Thursday, April 01, 2010


Today is my anniversary—fifteen years to the day since my first day of work at the Hope Foundation of Alberta. I thought it would be a good idea to write on this blog about what I have learned during those fifteen years. If you’ve noticed that I haven’t written on the blog for quite a while now, that’s why. I was trying to write what I’ve learned in fifteen years. The more I wrote, the less ready I was to put it out there. Writing is like that sometimes.
I have learned to be very grateful for research. I started work at the Hope Foundation with a good foundation of experience and training in counselling and a belief in the idea of hope. I couldn’t have said it then, but Dr. Denise Larsen’s interpersonal process research in hope and counselling has given me the language to explain that the work that came naturally to me when I started this job was implicitly hopeful. The counselling practice that Dr. Ronna Jevne was hoping we could develop would be explicitly related to hope.
I couldn’t have said it simply in 1995, but Brunincks and Mal’s research on common understandings of the distinction between hope and other positive affective states has given me the language teaching tools to show other professionals some useful tricks for thinking about the differences between wishes, hopes and goals. I figure that one piece of research has probably saved me hundreds of hours of struggling to defend the use of explicit hope language.
I couldn’t have said it in 1995, couldn’t have explained it really clearly even last year, but Sharon Schultz’s observation in the research evaluation of our group work with parents who have FASD has put into words a phenomenon I noticed in the first couple of weeks of being here. People are so much bigger than their problems. When you do an investigation of their lives using the tools that make hope explicit and strengths apparent, those people become three-dimensional. You start to think that you have hope for this person. You start to think that a person with so much strength really will be all right, even with this big problem. Once you start to believe that, there’s a better chance that they start to believe it too.
I have learned to be grateful for experience. Experience has taught me that some people find hope very threatening, and that this resistance is easier to work with if you think of them as frightened rather than thinking of them as inflexible, particularly if those people are professionals—say, medical doctors or psychologists. Experience has taught me to have confidence in the value of hope and positive psychology, even when people have cancer or multiple sclerosis or ALS or Alzheimer disease or kidney failure or liver dysfunction or chronic pain or depression or unbelievably heavy care-giving responsibilities, or poverty, or limited cognitive functioning. Experience has taught me that if there is a magic one-size- fits-all cure for stress and unhappiness, it hasn’t been discovered yet. Experience has taught me that I’m not likely going to get rich doing the work I seem to have been born to do. But then, experience has also taught me that impossible things do happen, and my predictions about probability and possibility are not as accurate as my reasoning would lead me to expect. Experience has taught me to celebrate, celebrate often, celebrate little things, every success in counselling, every new piece of enlightening research, every time something turns out better than I expected. .
Today is my anniversary. I hadn’t really planned to celebrate, given that I had a full day’s work doing counselling and mentoring students, followed by an evening of choir practice. But Denise thought we ought to celebrate in the available time after work, and I really had to wonder why I, THE HOPE LADY, hadn’t thought of it myself. But then, experience has taught me never to assume that a possible course of action has been considered, even when it appears to be incredibly and undeniably obvious that this would be the thing to do.

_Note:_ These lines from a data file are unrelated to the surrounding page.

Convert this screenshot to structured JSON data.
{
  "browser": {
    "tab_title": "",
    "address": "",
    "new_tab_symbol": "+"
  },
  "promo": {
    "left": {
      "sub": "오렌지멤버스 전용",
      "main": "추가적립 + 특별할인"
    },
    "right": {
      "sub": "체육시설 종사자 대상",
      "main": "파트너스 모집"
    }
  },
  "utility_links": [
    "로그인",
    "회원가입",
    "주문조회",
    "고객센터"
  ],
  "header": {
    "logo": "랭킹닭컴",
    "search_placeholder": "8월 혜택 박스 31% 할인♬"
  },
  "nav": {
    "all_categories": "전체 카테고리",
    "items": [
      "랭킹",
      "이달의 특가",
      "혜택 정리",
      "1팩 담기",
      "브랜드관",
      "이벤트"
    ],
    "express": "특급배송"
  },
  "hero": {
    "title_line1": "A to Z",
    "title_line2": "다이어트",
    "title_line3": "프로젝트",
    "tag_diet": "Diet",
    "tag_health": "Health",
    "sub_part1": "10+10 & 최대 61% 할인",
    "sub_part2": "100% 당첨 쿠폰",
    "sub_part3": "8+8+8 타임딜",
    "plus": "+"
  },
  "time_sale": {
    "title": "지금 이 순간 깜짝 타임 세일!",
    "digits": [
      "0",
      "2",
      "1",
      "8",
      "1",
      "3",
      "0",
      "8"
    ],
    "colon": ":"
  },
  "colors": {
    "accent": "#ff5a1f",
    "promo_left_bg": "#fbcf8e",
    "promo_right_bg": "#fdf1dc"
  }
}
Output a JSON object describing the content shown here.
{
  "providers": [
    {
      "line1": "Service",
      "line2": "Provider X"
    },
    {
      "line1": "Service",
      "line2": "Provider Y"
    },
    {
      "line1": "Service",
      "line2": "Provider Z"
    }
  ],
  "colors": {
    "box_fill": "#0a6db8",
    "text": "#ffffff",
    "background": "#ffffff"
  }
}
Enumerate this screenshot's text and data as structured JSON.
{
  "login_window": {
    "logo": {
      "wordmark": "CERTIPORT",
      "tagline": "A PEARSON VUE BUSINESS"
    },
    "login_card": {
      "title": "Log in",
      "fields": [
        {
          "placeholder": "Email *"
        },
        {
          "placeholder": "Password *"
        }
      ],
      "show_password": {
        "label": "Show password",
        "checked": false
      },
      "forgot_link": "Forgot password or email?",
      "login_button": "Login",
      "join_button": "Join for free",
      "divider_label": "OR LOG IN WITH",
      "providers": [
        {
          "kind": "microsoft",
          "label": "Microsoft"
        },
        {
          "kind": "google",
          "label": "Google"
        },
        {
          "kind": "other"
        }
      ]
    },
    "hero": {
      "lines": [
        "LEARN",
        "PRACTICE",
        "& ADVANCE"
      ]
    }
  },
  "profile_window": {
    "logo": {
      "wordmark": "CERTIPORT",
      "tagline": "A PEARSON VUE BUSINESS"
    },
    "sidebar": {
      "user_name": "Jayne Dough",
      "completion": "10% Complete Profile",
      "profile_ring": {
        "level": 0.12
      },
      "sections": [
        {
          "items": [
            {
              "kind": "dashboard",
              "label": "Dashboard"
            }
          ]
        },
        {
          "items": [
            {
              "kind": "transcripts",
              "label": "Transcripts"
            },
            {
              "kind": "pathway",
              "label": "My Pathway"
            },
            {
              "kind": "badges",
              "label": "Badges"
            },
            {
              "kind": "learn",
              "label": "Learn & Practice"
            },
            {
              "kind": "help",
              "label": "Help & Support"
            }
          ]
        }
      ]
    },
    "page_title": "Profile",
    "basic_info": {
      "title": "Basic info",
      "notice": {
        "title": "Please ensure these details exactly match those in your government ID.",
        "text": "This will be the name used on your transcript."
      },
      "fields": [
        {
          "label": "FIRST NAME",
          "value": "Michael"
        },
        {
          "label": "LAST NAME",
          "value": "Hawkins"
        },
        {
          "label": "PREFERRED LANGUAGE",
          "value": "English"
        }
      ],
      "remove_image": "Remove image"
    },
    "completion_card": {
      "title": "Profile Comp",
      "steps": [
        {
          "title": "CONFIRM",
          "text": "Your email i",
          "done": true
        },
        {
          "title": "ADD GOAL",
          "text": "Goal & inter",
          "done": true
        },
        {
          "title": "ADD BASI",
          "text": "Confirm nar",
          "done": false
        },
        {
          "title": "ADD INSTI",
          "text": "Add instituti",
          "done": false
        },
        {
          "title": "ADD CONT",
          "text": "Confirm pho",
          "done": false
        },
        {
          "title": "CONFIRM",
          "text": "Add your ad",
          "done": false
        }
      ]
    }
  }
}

1 comment:

Janet Mills said...

Wendy, I just found out about your website! You do have a gift, and thank you for sharing this wonderful gift of hope with me. Wishing you a belated "Happy Anniversary".

Janet Mills